A quick weekend drive by; I'll do a fuller piece on this next week.
Things that happen in the seat of power are usually connected. So I'm not terribly surprised that former Rumsfeld adviser Douglas Feith has come out with his "We overemphasized WMD" statement about the same time the Valerie Plame case is blowing wide open.
I've said for some time that special prosecutor Patrick Fitzgerald has been after something much bigger than a perjury rap on Karl Rove (yeah, yeah, you heard it here first.)
The real connection has to do with Joseph Wilson's analysis of the Niger yellow cake story and the "sixteen words" in President Bush's 2003 State of the Union Address: "The British government has learned that Saddam Hussein recently sought significant quantities of uranium from Africa."
The sixteen words turned out to not only be false; they turned out to be based on documents that were determined to be forgeries--poorly crafted forgeries at that.
The sixteen words were, of course, the crux of the administration's case for invading Iraq.
Hence, Feith's statement about "overemphasizing" the WMD angle. As in, "We didn't really mean to sell the war that way. President Bush really didn't mean to use the sixteen words to sell the war to America and the world."
The latest revelation that Powell was circulating a memo with Wilson's findings on Air Force One almost certainly indicates that Mr. Bush was aware of it.
But let's cut to the chase, the issues that (I think) are the key ones.
At the time of the president's SOTU speech, who if anyone in the administration knew that the sixteen words were based on forged documents?
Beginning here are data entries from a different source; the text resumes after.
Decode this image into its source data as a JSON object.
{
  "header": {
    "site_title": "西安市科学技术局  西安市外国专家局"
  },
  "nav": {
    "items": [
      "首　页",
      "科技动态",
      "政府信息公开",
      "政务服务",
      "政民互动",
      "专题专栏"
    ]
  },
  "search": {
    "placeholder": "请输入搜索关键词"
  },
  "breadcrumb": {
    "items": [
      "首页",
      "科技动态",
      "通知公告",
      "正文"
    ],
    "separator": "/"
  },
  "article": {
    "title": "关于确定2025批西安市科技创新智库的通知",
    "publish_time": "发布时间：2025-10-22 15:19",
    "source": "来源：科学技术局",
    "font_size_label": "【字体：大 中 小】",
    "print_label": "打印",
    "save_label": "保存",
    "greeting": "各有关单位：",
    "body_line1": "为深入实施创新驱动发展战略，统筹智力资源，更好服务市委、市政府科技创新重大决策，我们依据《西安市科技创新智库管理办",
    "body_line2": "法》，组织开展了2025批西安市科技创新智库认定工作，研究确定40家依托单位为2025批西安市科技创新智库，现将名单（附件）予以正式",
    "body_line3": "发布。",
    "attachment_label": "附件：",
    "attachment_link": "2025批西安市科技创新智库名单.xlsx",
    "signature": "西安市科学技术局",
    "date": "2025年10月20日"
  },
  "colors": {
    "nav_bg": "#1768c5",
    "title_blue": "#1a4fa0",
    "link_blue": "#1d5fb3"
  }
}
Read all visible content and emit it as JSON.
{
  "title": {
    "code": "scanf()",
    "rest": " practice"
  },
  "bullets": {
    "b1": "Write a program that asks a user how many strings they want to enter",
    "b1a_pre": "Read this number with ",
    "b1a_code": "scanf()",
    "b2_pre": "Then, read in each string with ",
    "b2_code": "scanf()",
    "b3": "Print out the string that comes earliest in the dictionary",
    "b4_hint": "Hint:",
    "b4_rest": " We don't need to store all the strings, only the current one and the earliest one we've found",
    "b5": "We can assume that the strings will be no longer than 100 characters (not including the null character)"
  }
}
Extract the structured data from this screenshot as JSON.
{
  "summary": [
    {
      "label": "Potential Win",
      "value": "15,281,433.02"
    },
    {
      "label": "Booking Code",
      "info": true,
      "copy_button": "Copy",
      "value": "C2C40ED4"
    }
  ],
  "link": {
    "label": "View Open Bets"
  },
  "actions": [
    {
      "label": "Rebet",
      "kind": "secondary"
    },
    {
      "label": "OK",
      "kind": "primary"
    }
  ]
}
And oh, by the way, who forged those documents?
That's what I'd like to know, and I'm guessing that's what Fitzgerald wants to know too.